«

»

Nov 19

Why Do We Do What We Do?

There are many reasons for doing biblical counseling—the ultimate of which is to glorify God. But there are other reasons—one of which I would like to briefly address. This particular motivation falls under the second greatest biblical commandment to “love your neighbor as yourself” (Matthew 22:39). I counsel biblically because I truly believe that the gospel of Christ can change (help) people better, faster, and more completely than anything the competition has to offer (cf. Romans 1:16).

“Competition?” you ask.

Yes, competition. You know, those other 250 or so theories of counseling out there that attempt to bring about change in people’s behavior apart from the three most powerful agents for change in the entire universe—the Holy Spirit, the Word of God, and the local church.

Allow me to give you a bit of my personal testimony. I never really wanted to be a counselor—especially a full-time counselor! But years ago, a good number of my Bible college friends and professors began expressing the idea that they believed the Lord had given me some kind of “counseling gift.” They said, “Lou, you should go to graduate school to put some polish on this gift or ability the Lord has given you.”

“How boring,” I thought. “Helping people solve their personal difficulties has been fun, but sitting behind a desk, listening to problems day after day is not at all what I want to do with the rest of my life.”
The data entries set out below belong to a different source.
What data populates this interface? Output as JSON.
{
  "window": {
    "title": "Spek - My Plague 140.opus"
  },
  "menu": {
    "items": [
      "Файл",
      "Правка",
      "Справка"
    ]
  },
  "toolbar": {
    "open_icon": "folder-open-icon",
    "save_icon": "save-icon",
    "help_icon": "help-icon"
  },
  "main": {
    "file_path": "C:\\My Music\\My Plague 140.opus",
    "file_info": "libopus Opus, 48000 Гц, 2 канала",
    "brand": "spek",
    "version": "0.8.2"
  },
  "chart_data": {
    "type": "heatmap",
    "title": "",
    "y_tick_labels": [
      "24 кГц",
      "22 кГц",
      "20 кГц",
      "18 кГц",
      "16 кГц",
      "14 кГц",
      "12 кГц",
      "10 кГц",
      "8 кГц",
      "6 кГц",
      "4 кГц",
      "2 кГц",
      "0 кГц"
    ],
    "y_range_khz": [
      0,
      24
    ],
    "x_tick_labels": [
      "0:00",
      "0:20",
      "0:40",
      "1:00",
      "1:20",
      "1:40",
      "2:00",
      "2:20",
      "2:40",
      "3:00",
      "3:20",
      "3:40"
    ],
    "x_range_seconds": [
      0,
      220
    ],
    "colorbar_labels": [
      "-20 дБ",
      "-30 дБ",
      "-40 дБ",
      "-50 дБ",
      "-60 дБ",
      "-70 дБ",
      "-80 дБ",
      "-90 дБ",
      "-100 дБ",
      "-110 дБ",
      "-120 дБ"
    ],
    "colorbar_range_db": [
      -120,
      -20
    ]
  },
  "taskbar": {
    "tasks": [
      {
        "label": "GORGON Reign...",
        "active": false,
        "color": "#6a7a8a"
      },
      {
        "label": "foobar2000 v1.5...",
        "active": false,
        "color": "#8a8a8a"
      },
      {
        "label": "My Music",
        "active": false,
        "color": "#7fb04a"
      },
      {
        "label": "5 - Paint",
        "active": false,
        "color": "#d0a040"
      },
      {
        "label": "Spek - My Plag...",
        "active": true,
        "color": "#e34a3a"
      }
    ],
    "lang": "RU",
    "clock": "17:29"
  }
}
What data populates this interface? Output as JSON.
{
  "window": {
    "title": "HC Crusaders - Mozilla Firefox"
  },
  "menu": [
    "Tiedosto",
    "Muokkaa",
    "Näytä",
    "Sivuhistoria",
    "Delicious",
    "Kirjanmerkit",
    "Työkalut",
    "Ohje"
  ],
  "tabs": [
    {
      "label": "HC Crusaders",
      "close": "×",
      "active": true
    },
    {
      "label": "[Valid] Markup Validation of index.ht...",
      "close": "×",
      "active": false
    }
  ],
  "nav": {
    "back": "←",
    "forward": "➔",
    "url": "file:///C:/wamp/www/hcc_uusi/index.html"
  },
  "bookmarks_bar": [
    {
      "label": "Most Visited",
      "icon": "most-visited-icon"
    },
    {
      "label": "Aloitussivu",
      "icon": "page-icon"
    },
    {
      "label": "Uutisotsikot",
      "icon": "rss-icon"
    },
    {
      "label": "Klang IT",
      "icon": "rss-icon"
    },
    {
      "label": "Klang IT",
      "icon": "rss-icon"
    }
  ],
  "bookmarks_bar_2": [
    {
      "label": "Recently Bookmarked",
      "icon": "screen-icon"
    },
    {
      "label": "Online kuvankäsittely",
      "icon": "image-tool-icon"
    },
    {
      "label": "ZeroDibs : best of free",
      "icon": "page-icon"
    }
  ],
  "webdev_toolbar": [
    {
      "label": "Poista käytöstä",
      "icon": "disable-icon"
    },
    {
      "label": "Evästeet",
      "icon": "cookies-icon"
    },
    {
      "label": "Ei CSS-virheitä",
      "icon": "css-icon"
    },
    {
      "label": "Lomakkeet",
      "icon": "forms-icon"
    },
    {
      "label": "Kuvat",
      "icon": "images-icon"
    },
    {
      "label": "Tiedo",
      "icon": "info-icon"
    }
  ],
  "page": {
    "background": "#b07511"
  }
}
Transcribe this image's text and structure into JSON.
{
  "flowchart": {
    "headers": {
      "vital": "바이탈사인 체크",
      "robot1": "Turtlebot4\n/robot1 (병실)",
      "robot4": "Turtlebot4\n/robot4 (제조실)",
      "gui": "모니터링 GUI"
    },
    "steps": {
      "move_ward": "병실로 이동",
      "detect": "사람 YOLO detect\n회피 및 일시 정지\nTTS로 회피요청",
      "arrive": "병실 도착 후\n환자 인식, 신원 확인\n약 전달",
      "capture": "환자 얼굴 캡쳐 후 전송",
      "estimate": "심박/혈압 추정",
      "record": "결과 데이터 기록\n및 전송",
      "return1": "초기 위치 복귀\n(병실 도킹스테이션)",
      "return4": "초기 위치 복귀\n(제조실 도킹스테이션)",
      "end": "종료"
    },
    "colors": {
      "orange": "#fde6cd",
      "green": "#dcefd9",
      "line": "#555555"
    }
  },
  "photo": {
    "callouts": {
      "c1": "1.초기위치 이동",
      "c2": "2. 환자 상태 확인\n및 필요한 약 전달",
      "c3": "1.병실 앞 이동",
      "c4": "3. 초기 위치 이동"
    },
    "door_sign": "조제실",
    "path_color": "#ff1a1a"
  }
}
But on the other hand, so many people were encouraging me to go to graduate school (to obtain a counseling degree) that I figured the Lord wanted me to go. “After all,” I reasoned, ‘in the mouth of two or three witnesses, shall every fact be established,’ and have more people than that urging me to do this. Perhaps I’ll be able to use what I learn in some other kind of pastoral ministry. But, I still don’t want to be “a counselor.”

So off I went, thinking that the Christian university I chose was going to be nouthetically-oriented. It was not!

After the initial shock of finding myself in the midst of an integrated counseling program wore off, I began diving deeply into my psychological studies. Day after day, week after week as I began imbibing those ungodly philosophies (theologies, really) of man and how he is supposed to change, I began to realize how poverty stricken and dangerous these “state of the art” humanistic theories and methods of counseling really are. I soon came to realize that the little bit of Bible knowledge I had was far superior to the “worldly wisdom” in the theories I was being taught. Then one day, it dawned on me: “This stuff can’t compete with the Scriptures! There really is no competition to a biblical counseling approach! I can do this, and by God’s grace, I can do it much better than those who depend on methods and theories of change that were designed to leave God out of the process.”

From that moment on, I was committed to (and excited about) learning how to become a biblical counselor. Again, it was the realization that there is nothing that can compete with the Scriptures (the Gospel of Christ) when it comes to changing people’s lives that the Holy Spirit used to motivate me (to call me, if you please) to the ministry of biblical counseling.